In Lincoln? – check
Got Laptop? – check
Handouts? – check
Brain? – I hope so
I got up early and had breakfast with the quilting group. I thought to myself… this is a lot of people for 6:30am, but it didn’t really register. I grabbed my laptop, handouts, backup projector (in case I couldn’t figure the one out in the classroom), and EQ6 books and headed over to the South East Community College building where my classes were going to be held.
Students started trickling in for the “EQ6 Basics” class and we got started around 8:00am. I asked them about their EQ skills and the majority had not used EQ6 at all. Thankfully everyone’s computers had EQ6 installed and activated and they were all on the opening screen waiting for me to start.
We started quilt #1 I had planned:
I talked about how to start a new quilt, what the Layout and Borders tabs were for, and how to get blocks from the Library. We learned about CTRL+click, ALT+click, and coloring with the Paintbrush. Lastly I showed them what the Sketchbook looked like before we saved this quilt and what it looked like after we clicked “the big red button with the big red arrow”… (indirectly learning about file management).
It went really fast. (?) I thought “but they haven’t used EQ before?” So we started quilt #2 I had planned:
I quizzed them on how a new quilt is started and they all got it right. I quizzed them about which library we get blocks from and they all got it right. After we got a Log Cabin from the library, I quizzed them how we set it in the quilt and they all knew it was either “the 4th tool down” or the “Set Block tool.” We played with the Rotate, Flip and Symmetry tools.
They kept up, so I kept going. It was amazing. I finished 2 more quilts and still had an hour to go.
So I started making up quilts on the fly… teaching them about tools that I thought they would find helpful. We worked with on-point quilts, the Spraycan tool, printing, the Set Auto Borders tool, the Random Recolor tool, Display Dynamic Help tool, and even edited EasyDraw blocks to make new blocks and made quilts with them!
In the time that was left I talked about scanning fabric and the EQ Simplified book (if they wanted more lessons for when they got home).
Wow, if class #1 was that eager to learn and quick to follow… we’re going to get a lot done this week!
I was going to go back for lunch, but one of my students took me to the place across the street and convinced me that both of us walking with that much equipment was silly. I didn’t need much convincing. We had a great time just chatting it up and talking about quilting, life, and the future.
After lunch was “EQ6 Drawing” and many of the same students stayed for that class as well.
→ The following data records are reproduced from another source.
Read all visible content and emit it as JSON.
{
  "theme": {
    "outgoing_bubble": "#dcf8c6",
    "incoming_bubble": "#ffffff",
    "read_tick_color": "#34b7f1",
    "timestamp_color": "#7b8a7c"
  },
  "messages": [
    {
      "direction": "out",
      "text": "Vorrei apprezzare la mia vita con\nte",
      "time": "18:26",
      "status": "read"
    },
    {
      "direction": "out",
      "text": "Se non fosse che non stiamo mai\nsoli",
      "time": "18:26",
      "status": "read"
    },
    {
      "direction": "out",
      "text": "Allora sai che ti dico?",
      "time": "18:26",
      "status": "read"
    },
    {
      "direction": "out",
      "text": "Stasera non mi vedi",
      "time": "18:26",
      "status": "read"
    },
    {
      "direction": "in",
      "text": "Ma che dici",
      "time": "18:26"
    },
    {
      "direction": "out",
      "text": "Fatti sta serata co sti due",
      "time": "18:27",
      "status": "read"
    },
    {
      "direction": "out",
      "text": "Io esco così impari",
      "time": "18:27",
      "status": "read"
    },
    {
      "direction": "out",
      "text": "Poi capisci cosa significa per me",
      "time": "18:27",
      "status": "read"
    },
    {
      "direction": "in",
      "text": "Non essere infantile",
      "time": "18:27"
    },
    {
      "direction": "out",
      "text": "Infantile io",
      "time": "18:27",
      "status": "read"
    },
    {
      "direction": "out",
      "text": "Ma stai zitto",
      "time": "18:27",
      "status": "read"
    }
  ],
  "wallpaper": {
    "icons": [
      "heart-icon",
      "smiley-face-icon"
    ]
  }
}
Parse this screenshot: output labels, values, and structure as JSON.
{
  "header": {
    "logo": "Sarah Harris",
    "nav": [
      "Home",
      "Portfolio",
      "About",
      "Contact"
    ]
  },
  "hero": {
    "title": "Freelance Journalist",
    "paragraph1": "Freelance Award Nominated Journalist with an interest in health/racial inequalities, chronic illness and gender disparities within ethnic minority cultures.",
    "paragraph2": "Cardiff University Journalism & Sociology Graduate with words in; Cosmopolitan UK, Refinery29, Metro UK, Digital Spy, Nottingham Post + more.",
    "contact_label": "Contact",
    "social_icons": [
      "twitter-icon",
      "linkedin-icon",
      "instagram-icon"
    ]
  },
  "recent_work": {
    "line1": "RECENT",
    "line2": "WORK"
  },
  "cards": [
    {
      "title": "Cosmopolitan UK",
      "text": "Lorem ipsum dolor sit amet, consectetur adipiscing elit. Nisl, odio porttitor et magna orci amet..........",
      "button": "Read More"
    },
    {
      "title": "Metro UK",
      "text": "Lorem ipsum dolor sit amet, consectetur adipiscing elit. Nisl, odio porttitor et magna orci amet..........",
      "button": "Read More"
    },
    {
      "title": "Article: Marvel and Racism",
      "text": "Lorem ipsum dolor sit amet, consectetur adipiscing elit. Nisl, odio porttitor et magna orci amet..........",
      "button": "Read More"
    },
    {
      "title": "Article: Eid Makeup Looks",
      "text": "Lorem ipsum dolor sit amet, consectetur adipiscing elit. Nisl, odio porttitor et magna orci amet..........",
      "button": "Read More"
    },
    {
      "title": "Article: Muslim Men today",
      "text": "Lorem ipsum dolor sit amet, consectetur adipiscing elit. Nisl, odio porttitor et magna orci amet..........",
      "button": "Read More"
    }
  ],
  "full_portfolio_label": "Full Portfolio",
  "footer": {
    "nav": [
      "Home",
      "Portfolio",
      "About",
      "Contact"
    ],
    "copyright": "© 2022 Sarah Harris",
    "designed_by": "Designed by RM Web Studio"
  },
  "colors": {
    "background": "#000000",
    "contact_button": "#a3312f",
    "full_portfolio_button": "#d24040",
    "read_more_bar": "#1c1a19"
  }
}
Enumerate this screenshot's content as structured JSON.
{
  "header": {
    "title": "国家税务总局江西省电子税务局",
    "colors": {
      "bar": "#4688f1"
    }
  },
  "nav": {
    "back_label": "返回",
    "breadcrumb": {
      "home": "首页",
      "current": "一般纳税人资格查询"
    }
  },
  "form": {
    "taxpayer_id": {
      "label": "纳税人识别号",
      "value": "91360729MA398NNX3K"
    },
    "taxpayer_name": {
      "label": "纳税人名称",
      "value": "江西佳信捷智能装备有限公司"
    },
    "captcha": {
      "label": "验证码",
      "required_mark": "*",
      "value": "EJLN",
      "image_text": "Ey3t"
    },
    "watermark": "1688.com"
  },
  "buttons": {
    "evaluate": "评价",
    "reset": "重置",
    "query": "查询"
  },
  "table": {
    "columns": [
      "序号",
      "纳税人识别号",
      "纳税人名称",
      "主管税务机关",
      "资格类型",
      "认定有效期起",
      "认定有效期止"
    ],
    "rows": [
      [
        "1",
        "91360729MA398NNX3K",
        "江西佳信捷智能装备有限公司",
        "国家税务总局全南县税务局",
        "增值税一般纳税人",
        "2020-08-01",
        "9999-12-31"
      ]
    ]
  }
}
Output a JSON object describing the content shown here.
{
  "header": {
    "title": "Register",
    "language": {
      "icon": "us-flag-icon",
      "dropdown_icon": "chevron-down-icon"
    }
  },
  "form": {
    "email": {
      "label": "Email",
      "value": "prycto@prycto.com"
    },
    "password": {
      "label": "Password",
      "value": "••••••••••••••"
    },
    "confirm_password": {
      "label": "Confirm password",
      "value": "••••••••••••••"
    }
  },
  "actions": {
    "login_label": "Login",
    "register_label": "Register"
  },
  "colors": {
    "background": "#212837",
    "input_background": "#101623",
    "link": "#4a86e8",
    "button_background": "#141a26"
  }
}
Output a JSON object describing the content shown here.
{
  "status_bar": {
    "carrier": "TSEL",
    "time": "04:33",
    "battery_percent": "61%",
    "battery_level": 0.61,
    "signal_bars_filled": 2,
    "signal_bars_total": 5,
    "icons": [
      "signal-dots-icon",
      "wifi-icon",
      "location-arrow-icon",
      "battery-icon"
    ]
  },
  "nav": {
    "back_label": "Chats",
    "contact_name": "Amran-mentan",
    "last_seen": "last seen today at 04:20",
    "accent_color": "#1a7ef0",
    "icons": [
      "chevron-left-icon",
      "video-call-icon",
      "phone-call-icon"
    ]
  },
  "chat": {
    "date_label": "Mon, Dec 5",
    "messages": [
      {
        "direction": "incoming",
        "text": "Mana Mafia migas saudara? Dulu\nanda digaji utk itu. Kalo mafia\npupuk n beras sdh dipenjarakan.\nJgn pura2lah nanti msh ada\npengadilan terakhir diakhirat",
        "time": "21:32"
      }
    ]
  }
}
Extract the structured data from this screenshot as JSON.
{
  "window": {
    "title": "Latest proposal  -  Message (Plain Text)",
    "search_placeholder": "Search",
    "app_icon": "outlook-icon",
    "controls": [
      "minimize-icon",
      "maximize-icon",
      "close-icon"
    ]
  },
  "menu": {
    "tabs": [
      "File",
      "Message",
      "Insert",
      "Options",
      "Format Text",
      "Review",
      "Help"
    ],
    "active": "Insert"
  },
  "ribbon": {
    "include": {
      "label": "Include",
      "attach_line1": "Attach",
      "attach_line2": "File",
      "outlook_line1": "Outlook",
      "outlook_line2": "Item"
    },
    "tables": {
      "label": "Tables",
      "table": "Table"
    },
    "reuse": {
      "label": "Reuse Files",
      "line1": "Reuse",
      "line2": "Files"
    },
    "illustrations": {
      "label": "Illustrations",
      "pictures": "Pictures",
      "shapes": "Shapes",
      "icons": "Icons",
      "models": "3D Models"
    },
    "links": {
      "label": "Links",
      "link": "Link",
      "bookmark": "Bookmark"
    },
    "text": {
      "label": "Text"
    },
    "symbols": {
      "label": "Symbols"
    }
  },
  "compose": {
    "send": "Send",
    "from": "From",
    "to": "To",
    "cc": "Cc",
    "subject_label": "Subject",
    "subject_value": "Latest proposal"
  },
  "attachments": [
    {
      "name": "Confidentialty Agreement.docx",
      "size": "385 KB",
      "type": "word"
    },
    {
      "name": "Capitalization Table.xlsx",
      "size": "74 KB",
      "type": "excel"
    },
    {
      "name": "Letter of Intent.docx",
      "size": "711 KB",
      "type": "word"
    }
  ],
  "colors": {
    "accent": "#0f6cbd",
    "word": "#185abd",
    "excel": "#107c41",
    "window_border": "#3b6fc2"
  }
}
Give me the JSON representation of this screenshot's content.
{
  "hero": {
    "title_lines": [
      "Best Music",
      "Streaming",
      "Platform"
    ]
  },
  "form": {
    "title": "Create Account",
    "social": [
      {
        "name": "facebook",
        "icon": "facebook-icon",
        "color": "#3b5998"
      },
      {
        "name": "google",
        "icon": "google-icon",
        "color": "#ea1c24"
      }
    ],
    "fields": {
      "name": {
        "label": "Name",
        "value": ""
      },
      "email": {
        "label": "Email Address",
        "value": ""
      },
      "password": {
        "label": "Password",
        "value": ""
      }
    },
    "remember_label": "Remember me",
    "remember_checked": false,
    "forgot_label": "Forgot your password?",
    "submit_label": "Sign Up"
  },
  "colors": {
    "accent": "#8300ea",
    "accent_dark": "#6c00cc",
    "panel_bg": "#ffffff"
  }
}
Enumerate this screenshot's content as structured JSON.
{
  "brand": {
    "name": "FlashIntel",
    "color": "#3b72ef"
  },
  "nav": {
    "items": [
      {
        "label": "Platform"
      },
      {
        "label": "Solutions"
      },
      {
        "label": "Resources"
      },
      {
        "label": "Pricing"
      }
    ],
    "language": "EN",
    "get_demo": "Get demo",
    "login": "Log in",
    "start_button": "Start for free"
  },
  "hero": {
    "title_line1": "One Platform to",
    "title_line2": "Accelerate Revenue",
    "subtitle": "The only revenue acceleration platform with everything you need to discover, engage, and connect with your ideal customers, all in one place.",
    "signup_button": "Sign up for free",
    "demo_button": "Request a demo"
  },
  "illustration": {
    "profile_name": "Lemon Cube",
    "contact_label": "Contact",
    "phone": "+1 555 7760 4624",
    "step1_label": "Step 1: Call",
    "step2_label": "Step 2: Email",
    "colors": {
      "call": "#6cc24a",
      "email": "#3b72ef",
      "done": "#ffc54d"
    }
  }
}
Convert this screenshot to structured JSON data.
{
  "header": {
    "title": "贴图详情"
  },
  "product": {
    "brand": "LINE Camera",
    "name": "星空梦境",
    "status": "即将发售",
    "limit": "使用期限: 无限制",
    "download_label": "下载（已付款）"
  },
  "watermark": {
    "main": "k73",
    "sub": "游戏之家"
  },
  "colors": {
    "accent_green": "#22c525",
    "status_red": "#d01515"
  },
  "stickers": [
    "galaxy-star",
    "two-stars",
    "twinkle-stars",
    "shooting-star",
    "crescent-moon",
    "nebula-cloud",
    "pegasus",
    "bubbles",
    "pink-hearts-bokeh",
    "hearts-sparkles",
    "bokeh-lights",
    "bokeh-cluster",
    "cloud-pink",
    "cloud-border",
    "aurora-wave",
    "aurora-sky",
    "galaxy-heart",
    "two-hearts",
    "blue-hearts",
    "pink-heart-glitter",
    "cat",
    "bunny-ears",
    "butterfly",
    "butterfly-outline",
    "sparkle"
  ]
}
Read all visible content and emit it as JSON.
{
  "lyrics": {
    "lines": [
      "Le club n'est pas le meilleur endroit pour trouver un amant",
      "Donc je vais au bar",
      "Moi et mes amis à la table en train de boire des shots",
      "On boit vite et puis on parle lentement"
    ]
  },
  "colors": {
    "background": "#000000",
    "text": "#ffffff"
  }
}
We started by editing EasyDraw blocks… adding lines, deleting lines and saving and coloring them. I think we even set them alternately in a horizontal quilt.
We moved on to Pieced PatchDraw. We tried a New York Beauty on an Arc grid and a Lone Star on an Eight Point Star grid. (If you’re ever teaching this, I recommend small numbers… don’t do much higher than 4.)
After that we drew with all the Applique tools (Freehand, Brush Stroke, etc.) and made wreaths like crazy. We practiced adding nodes and deleting nodes with the Shape tool.
We still had a lot of time to spare (I still can’t figure out why that class was able to do so much in 3 hours). So I tried to show them how to recognize the grid of a block they see and draw it up. They liked my EasyDraw tip about setting everything in the Precision Bar to the same number… and then doubling the snaps later if you need more detail.
I think I even had them drawing their own quilting stencils and setting them on Layer 3 of their quilts.
We covered sooooo much. I couldn’t believe it.
I think I overwhelmed them slightly, so I made the last 20 minutes demo. (Is it a bad thing when 14 people give you the “deer in headlights” look?) I showed them how to trace pictures and some other fun stuff. I think I mentioned if they practiced they could use EasyDraw to make stuff like the Kaleidoscope Collection or PatchDraw Applique to draw stencils like in Quiltmaker.
They were so excited (and tired) by the end of Friday’s classes. I hoped that some of the important stuff would sink in since I repeated it over and over and over. I know they definitely remembered that the most important button on the screen is “the big red button with the big red arrow.”
I headed back to the hotel in exhausted triumph and got ready for the festivities they had planned in the ballroom that night.
Wow, was I in for a treat!